§ Instructions for the task
Reproduce each entry exactly, so that everything except the pictures is carried over.

§ Available records
===

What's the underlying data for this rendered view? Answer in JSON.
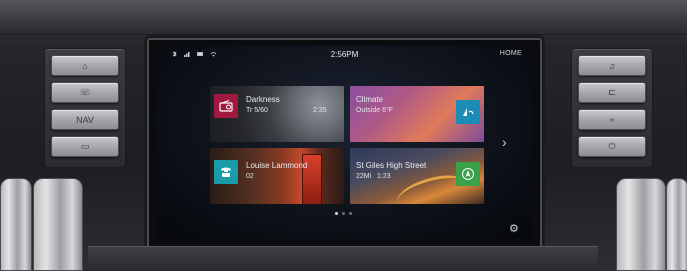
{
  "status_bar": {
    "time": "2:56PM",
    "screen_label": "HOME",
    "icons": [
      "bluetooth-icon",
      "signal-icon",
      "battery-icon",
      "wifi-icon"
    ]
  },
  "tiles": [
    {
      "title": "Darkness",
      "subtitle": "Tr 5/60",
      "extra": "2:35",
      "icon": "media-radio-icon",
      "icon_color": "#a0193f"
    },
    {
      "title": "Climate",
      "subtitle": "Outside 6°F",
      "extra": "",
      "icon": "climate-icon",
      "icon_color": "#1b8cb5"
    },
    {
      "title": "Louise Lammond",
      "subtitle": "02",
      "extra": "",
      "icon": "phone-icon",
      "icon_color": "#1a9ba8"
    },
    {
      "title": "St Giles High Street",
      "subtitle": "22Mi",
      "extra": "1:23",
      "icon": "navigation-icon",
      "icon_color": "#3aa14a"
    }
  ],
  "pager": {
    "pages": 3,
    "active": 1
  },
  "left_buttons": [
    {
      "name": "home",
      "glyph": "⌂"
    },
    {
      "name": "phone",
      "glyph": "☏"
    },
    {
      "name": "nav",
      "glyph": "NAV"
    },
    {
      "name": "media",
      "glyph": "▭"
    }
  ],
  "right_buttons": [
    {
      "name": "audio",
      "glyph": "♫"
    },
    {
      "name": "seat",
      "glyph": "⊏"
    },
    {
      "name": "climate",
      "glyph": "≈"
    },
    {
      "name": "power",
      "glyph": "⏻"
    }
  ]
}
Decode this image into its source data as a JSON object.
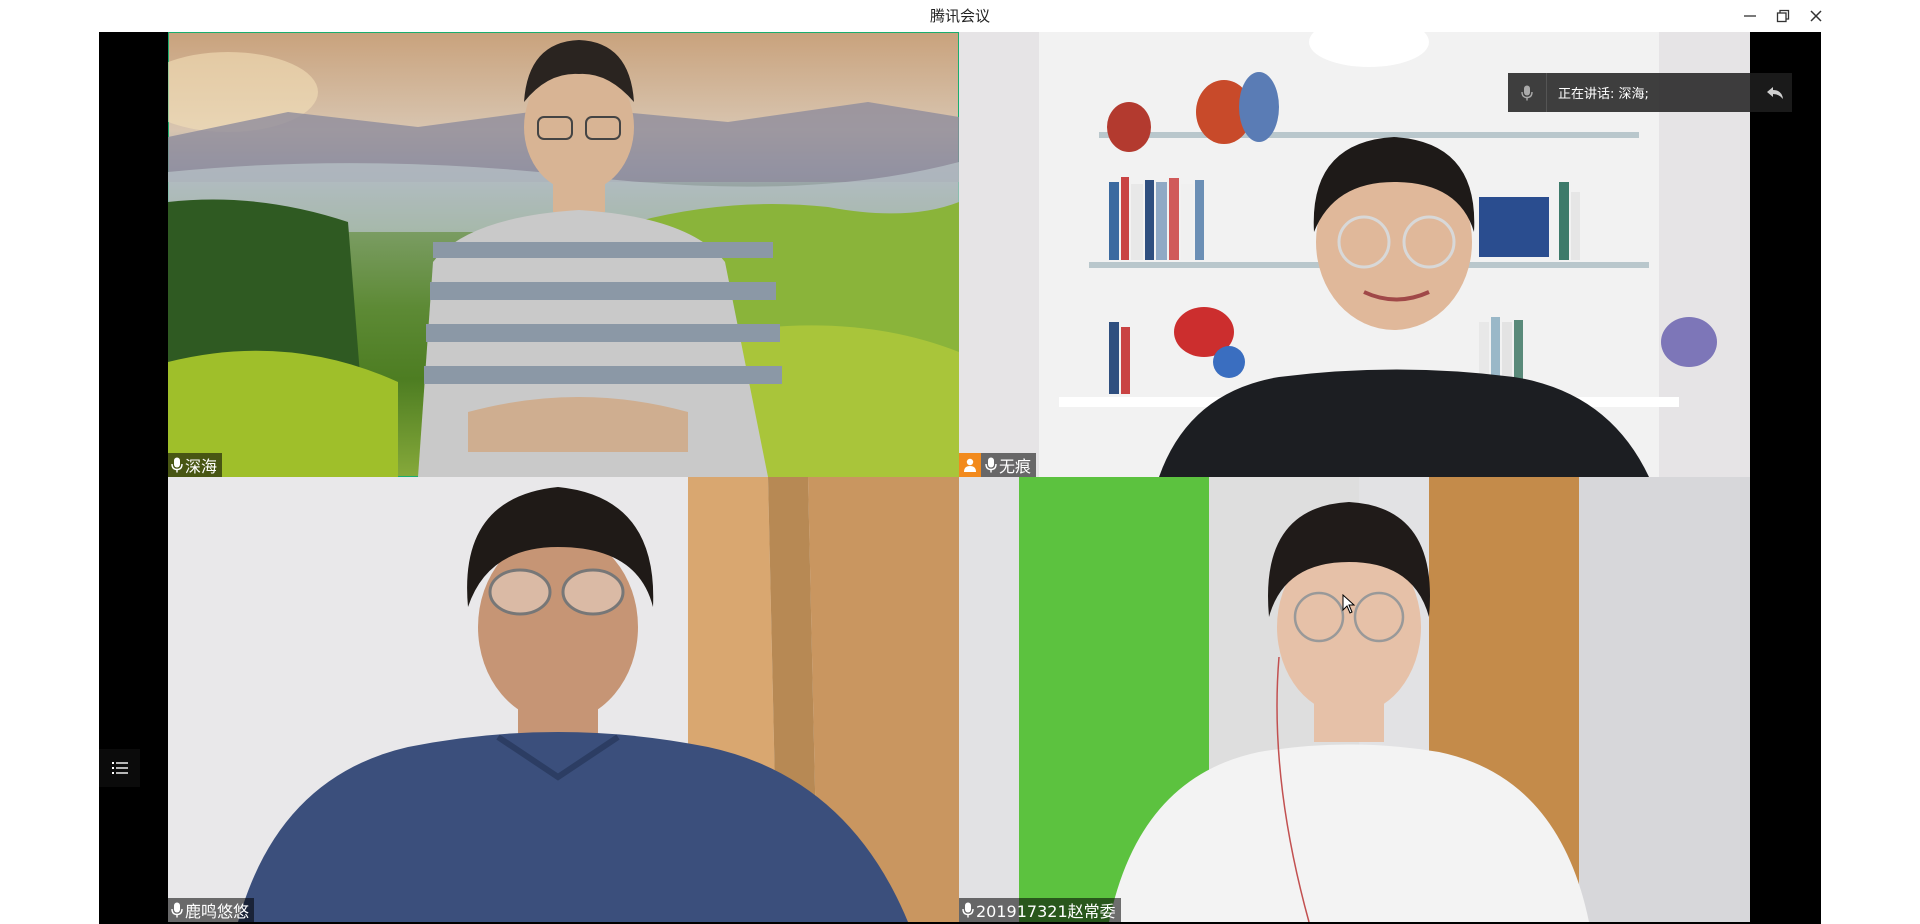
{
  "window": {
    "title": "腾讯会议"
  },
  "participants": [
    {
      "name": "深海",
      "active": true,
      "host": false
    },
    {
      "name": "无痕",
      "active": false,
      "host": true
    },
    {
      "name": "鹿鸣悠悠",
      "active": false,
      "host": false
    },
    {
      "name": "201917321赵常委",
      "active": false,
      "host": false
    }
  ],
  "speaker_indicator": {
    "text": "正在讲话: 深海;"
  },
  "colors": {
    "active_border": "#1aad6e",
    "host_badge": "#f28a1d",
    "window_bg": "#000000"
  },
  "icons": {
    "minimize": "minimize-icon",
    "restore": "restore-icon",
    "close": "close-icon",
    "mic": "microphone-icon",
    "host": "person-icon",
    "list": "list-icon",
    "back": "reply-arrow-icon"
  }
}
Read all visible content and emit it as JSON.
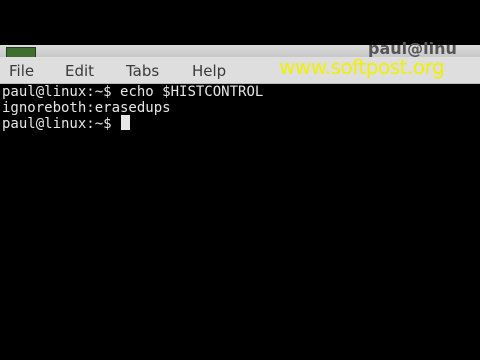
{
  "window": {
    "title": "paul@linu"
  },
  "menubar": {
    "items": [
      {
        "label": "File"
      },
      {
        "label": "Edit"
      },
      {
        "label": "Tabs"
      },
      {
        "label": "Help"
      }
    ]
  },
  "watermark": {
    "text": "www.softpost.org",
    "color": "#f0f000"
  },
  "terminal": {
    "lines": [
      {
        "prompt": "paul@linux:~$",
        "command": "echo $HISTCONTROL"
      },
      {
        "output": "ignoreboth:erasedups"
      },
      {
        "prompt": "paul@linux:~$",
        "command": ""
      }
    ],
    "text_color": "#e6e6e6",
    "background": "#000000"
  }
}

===

§ Response to this exercise
What's the underlying data for this rendered view? Answer in JSON.
{
  "status_bar": {
    "time": "2:56PM",
    "screen_label": "HOME",
    "icons": [
      "bluetooth-icon",
      "signal-icon",
      "battery-icon",
      "wifi-icon"
    ]
  },
  "tiles": [
    {
      "title": "Darkness",
      "subtitle": "Tr 5/60",
      "extra": "2:35",
      "icon": "media-radio-icon",
      "icon_color": "#a0193f"
    },
    {
      "title": "Climate",
      "subtitle": "Outside 6°F",
      "extra": "",
      "icon": "climate-icon",
      "icon_color": "#1b8cb5"
    },
    {
      "title": "Louise Lammond",
      "subtitle": "02",
      "extra": "",
      "icon": "phone-icon",
      "icon_color": "#1a9ba8"
    },
    {
      "title": "St Giles High Street",
      "subtitle": "22Mi",
      "extra": "1:23",
      "icon": "navigation-icon",
      "icon_color": "#3aa14a"
    }
  ],
  "pager": {
    "pages": 3,
    "active": 1
  },
  "left_buttons": [
    {
      "name": "home",
      "glyph": "⌂"
    },
    {
      "name": "phone",
      "glyph": "☏"
    },
    {
      "name": "nav",
      "glyph": "NAV"
    },
    {
      "name": "media",
      "glyph": "▭"
    }
  ],
  "right_buttons": [
    {
      "name": "audio",
      "glyph": "♫"
    },
    {
      "name": "seat",
      "glyph": "⊏"
    },
    {
      "name": "climate",
      "glyph": "≈"
    },
    {
      "name": "power",
      "glyph": "⏻"
    }
  ]
}
Decode this image into its source data as a JSON object.
{
  "window": {
    "title": "腾讯会议"
  },
  "participants": [
    {
      "name": "深海",
      "active": true,
      "host": false
    },
    {
      "name": "无痕",
      "active": false,
      "host": true
    },
    {
      "name": "鹿鸣悠悠",
      "active": false,
      "host": false
    },
    {
      "name": "201917321赵常委",
      "active": false,
      "host": false
    }
  ],
  "speaker_indicator": {
    "text": "正在讲话: 深海;"
  },
  "colors": {
    "active_border": "#1aad6e",
    "host_badge": "#f28a1d",
    "window_bg": "#000000"
  },
  "icons": {
    "minimize": "minimize-icon",
    "restore": "restore-icon",
    "close": "close-icon",
    "mic": "microphone-icon",
    "host": "person-icon",
    "list": "list-icon",
    "back": "reply-arrow-icon"
  }
}
Read all visible content and emit it as JSON.
{
  "window": {
    "title": "paul@linu"
  },
  "menubar": {
    "items": [
      {
        "label": "File"
      },
      {
        "label": "Edit"
      },
      {
        "label": "Tabs"
      },
      {
        "label": "Help"
      }
    ]
  },
  "watermark": {
    "text": "www.softpost.org",
    "color": "#f0f000"
  },
  "terminal": {
    "lines": [
      {
        "prompt": "paul@linux:~$",
        "command": "echo $HISTCONTROL"
      },
      {
        "output": "ignoreboth:erasedups"
      },
      {
        "prompt": "paul@linux:~$",
        "command": ""
      }
    ],
    "text_color": "#e6e6e6",
    "background": "#000000"
  }
}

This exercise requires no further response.